Requirement. Without the pictures, copy all the entries below exactly.

##############################

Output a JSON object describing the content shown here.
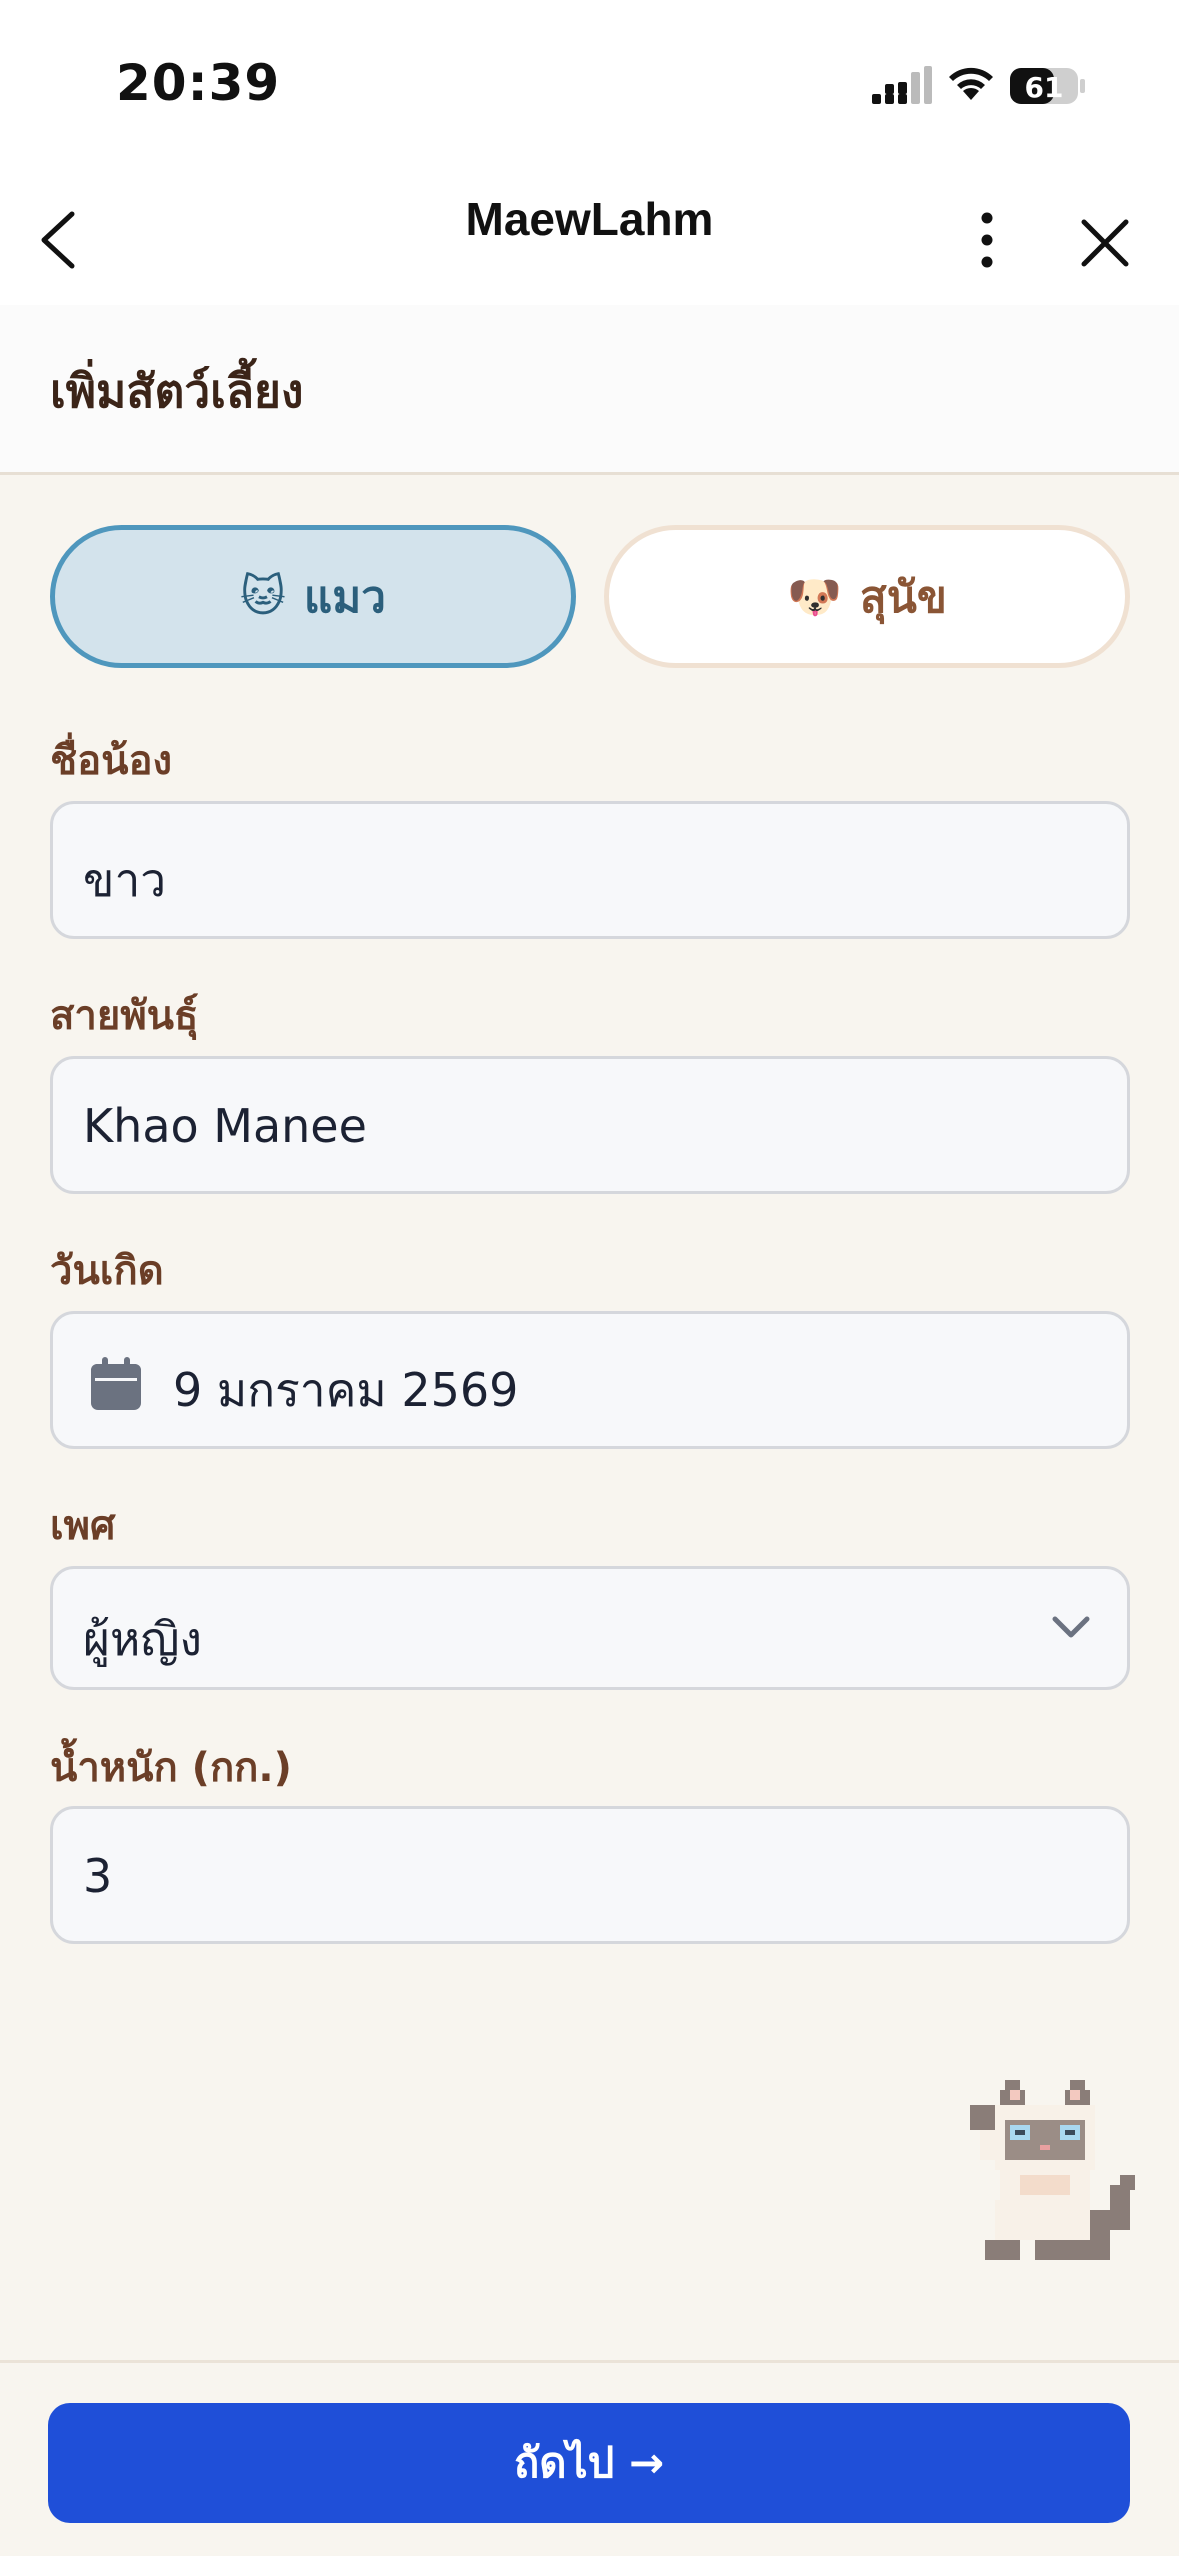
{
  "status_bar": {
    "time": "20:39",
    "battery": "61"
  },
  "nav": {
    "title": "MaewLahm"
  },
  "page": {
    "title": "เพิ่มสัตว์เลี้ยง"
  },
  "species": {
    "cat_emoji": "🐱",
    "cat_label": "แมว",
    "dog_emoji": "🐶",
    "dog_label": "สุนัข",
    "selected": "cat"
  },
  "form": {
    "name_label": "ชื่อน้อง",
    "name_value": "ขาว",
    "breed_label": "สายพันธุ์",
    "breed_value": "Khao Manee",
    "birthday_label": "วันเกิด",
    "birthday_value": "9 มกราคม 2569",
    "sex_label": "เพศ",
    "sex_value": "ผู้หญิง",
    "weight_label": "น้ำหนัก (กก.)",
    "weight_value": "3"
  },
  "footer": {
    "next_label": "ถัดไป →"
  },
  "colors": {
    "primary": "#1f4fd8",
    "label_brown": "#6b3e27",
    "selected_bg": "#d3e3ec",
    "selected_border": "#4f97bd"
  }
}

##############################

Answer for this exercise.
Output a JSON object describing the content shown here.
{
  "status_bar": {
    "time": "20:39",
    "battery": "61"
  },
  "nav": {
    "title": "MaewLahm"
  },
  "page": {
    "title": "เพิ่มสัตว์เลี้ยง"
  },
  "species": {
    "cat_emoji": "🐱",
    "cat_label": "แมว",
    "dog_emoji": "🐶",
    "dog_label": "สุนัข",
    "selected": "cat"
  },
  "form": {
    "name_label": "ชื่อน้อง",
    "name_value": "ขาว",
    "breed_label": "สายพันธุ์",
    "breed_value": "Khao Manee",
    "birthday_label": "วันเกิด",
    "birthday_value": "9 มกราคม 2569",
    "sex_label": "เพศ",
    "sex_value": "ผู้หญิง",
    "weight_label": "น้ำหนัก (กก.)",
    "weight_value": "3"
  },
  "footer": {
    "next_label": "ถัดไป →"
  },
  "colors": {
    "primary": "#1f4fd8",
    "label_brown": "#6b3e27",
    "selected_bg": "#d3e3ec",
    "selected_border": "#4f97bd"
  }
}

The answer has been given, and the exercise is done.